§ TRY IT: Scan the listing below for the word "vidéo", then copy each line that has it.

§ PROVIDED DATA:
Content starts

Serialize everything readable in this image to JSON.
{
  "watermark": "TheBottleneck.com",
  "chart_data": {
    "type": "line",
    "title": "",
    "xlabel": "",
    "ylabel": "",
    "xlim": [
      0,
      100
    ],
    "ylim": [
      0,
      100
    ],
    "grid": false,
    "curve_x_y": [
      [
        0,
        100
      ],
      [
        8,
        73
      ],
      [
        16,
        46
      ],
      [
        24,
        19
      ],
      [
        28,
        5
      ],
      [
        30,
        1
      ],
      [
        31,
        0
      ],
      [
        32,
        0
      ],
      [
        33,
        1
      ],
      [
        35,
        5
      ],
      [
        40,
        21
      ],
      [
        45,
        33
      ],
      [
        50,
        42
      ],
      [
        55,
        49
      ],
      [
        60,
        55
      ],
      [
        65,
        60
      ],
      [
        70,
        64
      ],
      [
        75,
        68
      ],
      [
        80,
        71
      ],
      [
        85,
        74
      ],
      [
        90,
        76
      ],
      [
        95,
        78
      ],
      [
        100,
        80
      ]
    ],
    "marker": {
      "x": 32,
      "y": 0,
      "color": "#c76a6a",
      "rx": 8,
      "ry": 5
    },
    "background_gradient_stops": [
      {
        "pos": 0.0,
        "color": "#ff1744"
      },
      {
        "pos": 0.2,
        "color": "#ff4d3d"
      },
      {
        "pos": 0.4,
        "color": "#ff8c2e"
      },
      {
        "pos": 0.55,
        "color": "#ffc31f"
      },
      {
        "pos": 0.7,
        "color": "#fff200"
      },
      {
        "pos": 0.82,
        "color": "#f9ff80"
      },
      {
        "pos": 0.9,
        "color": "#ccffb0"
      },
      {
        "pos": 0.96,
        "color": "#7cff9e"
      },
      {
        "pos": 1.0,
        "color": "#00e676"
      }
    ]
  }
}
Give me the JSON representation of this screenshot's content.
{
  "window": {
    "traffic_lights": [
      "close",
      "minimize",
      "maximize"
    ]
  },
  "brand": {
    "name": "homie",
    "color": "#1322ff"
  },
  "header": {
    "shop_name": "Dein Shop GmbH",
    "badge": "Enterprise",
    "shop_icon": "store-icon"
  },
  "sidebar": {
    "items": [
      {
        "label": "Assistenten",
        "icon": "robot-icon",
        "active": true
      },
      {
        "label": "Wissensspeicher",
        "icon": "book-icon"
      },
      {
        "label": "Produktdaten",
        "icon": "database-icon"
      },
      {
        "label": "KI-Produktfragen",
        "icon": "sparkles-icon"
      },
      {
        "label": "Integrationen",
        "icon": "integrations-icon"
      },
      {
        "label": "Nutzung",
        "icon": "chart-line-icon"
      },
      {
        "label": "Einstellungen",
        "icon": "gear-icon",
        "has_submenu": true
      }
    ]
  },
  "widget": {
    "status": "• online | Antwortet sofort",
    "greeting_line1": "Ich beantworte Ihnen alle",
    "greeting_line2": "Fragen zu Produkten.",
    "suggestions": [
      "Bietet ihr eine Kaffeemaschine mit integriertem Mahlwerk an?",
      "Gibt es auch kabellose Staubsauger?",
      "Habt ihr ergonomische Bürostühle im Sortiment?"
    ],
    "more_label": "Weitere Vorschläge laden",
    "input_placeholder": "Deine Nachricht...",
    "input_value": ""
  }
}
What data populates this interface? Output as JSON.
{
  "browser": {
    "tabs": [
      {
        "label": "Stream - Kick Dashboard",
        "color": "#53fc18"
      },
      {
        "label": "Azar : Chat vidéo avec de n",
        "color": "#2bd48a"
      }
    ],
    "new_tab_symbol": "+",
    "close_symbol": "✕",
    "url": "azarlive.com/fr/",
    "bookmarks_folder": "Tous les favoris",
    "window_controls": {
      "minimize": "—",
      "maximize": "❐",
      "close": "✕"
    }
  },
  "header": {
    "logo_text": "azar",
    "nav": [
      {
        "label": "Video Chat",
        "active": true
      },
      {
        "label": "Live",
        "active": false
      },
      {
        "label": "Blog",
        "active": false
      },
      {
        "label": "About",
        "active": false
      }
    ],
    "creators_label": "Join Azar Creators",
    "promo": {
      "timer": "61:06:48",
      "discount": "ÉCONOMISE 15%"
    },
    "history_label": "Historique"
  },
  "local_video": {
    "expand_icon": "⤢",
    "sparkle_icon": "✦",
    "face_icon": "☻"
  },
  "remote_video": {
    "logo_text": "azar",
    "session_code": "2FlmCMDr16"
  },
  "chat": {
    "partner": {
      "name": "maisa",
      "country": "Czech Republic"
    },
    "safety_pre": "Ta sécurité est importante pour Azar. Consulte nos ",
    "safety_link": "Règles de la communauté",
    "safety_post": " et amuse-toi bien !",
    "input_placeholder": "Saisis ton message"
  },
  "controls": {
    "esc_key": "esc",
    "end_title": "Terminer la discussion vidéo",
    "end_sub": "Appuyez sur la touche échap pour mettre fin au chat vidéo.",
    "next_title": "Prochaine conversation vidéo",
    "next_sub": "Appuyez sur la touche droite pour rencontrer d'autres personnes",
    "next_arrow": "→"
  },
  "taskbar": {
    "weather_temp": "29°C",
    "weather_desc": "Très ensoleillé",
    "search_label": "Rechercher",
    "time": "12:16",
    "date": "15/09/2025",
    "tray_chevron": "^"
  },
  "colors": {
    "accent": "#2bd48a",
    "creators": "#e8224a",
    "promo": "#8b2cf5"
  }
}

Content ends

§ EXPECTED OUTPUT:
        "label": "Azar : Chat vidéo avec de n",
    "end_title": "Terminer la discussion vidéo",
    "end_sub": "Appuyez sur la touche échap pour mettre fin au chat vidéo.",
    "next_title": "Prochaine conversation vidéo",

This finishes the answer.